15. Beljaards RC, Kaudewitz P, Berti E, et al. Primary cutaneous CD30‐positive large cell
lymphoma: Definition of a new type of cutaneous lymphoma with a favorable prognosis. A
European multicenter study of 47 patients. Cancer. 1993;71(6):2097-2104.
16. da Costa L, Carde P, Lumbroso JD, et al. Immunoscintigraphy in Hodgkin's disease and
anaplastic large cell lymphomas: results in 18 patients using the iodine radiolabeled
monoclonal antibody HRS-3. Annals of oncology : official journal of the European Society for
Medical Oncology. 1992;3 Suppl 4:53-57.
17. Grossbard M, Press O, Appelbaum F, Bernstein I, Nadler L. Monoclonal antibody-based
therapies of leukemia and lymphoma. Blood. 1992;80(4):863-878.
18. Engert A, Burrows F, Jung W, et al. Evaluation of ricin A chain-containing immunotoxins
directed against the CD30 antigen as potential reagents for the treatment of Hodgkin's
disease. Cancer research. 1990;50(1):84-88.
19. Tazzari PL, Bolognesi A, de Totero D, et al. Ber-H2 (anti-CD30)-saporin immunotoxin: a new
tool for the treatment of Hodgkin's disease and CD30+ lymphoma: in vitro evaluation. Br J
Haematol. 1992;81(2):203-211.
20. Engert A, Martin G, Pfreundschuh M, et al. Antitumor Effects of Ricin A Chain Immunotoxins
Prepared from Intact Antibodies and Fab′ Fragments on Solid Human Hodgkin's Disease
Tumors in Mice. Cancer research. 1990;50(10):2929-2935.
21. Pileri S, Falini B, Delsol G, et al. Lymphohistiocytic T-cell lymphoma (anaplastic large cell
lymphoma CD30+/Ki-1 + with a high content of reactive histiocytes). Histopathology.
1990;16(4):383-391.
22. Kaudewitz P, Stein H, Dallenbach F, et al. Primary and secondary cutaneous Ki-1+ (CD30+)

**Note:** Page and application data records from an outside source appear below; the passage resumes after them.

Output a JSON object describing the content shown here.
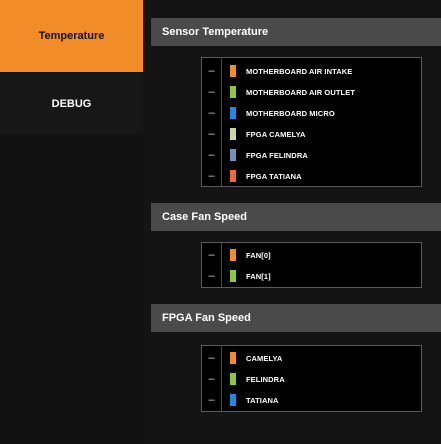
{
  "sidebar": {
    "items": [
      {
        "label": "Temperature"
      },
      {
        "label": "DEBUG"
      }
    ]
  },
  "sections": [
    {
      "title": "Sensor Temperature",
      "items": [
        {
          "label": "MOTHERBOARD AIR INTAKE",
          "color": "#f28c28",
          "toggle": "–"
        },
        {
          "label": "MOTHERBOARD AIR OUTLET",
          "color": "#8dc63f",
          "toggle": "–"
        },
        {
          "label": "MOTHERBOARD MICRO",
          "color": "#1e88e5",
          "toggle": "–"
        },
        {
          "label": "FPGA CAMELYA",
          "color": "#c9d6a0",
          "toggle": "–"
        },
        {
          "label": "FPGA FELINDRA",
          "color": "#6e8fb8",
          "toggle": "–"
        },
        {
          "label": "FPGA TATIANA",
          "color": "#f0663c",
          "toggle": "–"
        }
      ]
    },
    {
      "title": "Case Fan Speed",
      "items": [
        {
          "label": "FAN[0]",
          "color": "#f28c28",
          "toggle": "–"
        },
        {
          "label": "FAN[1]",
          "color": "#8dc63f",
          "toggle": "–"
        }
      ]
    },
    {
      "title": "FPGA Fan Speed",
      "items": [
        {
          "label": "CAMELYA",
          "color": "#f28c28",
          "toggle": "–"
        },
        {
          "label": "FELINDRA",
          "color": "#8dc63f",
          "toggle": "–"
        },
        {
          "label": "TATIANA",
          "color": "#1e88e5",
          "toggle": "–"
        }
      ]
    }
  ]
}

anaplastic large cell lymphomas. Morphologic, immunohistologic, and clinical-
characteristics. The American Journal of Pathology. 1989;135(2):359-367.
23. Stein H, Gerdes J. Phenotypical and genotypical marker in malignant lymphomas: Cellular
origin of Hodgkin and Stern-berg-Reed cells and implications on the classification of T-cell
and B-cell lymphomas. Verh Dtsch Ges Pathol. 1986;70:127-151.
24. Willemze R, Meyer CJ, Van Vloten WA, Scheffer E. The clinical and histological spectrum of
lymphomatoid papulosis. Br J Dermatol. 1982;107(2):131-144.
25. Kadin ME. The Spectrum of Ki-1+ Cutaneous Lymphomas. Curr Probl Dermatol. 1990;19:132-
143.
26. Willemze R, Beljaards RC. Spectrum of primary cutaneous CD30 (Ki-1)-positive
lymphoproliferative disorders. Journal of the American Academy of Dermatology.28(6):973-
980.
27. Macaulay WL. Lymphomatoid papulosis: A continuing self-healing eruption, clinically
benign—histologically malignant. Archives of Dermatology. 1968;97(1):23-30.
28. Davis TM. Hodgkin's disease, lymphomatoid papulosis and cutaneous T-cell lymphoma
derived from a common T-cell clone. N Engl J Med. 1992;326:1115.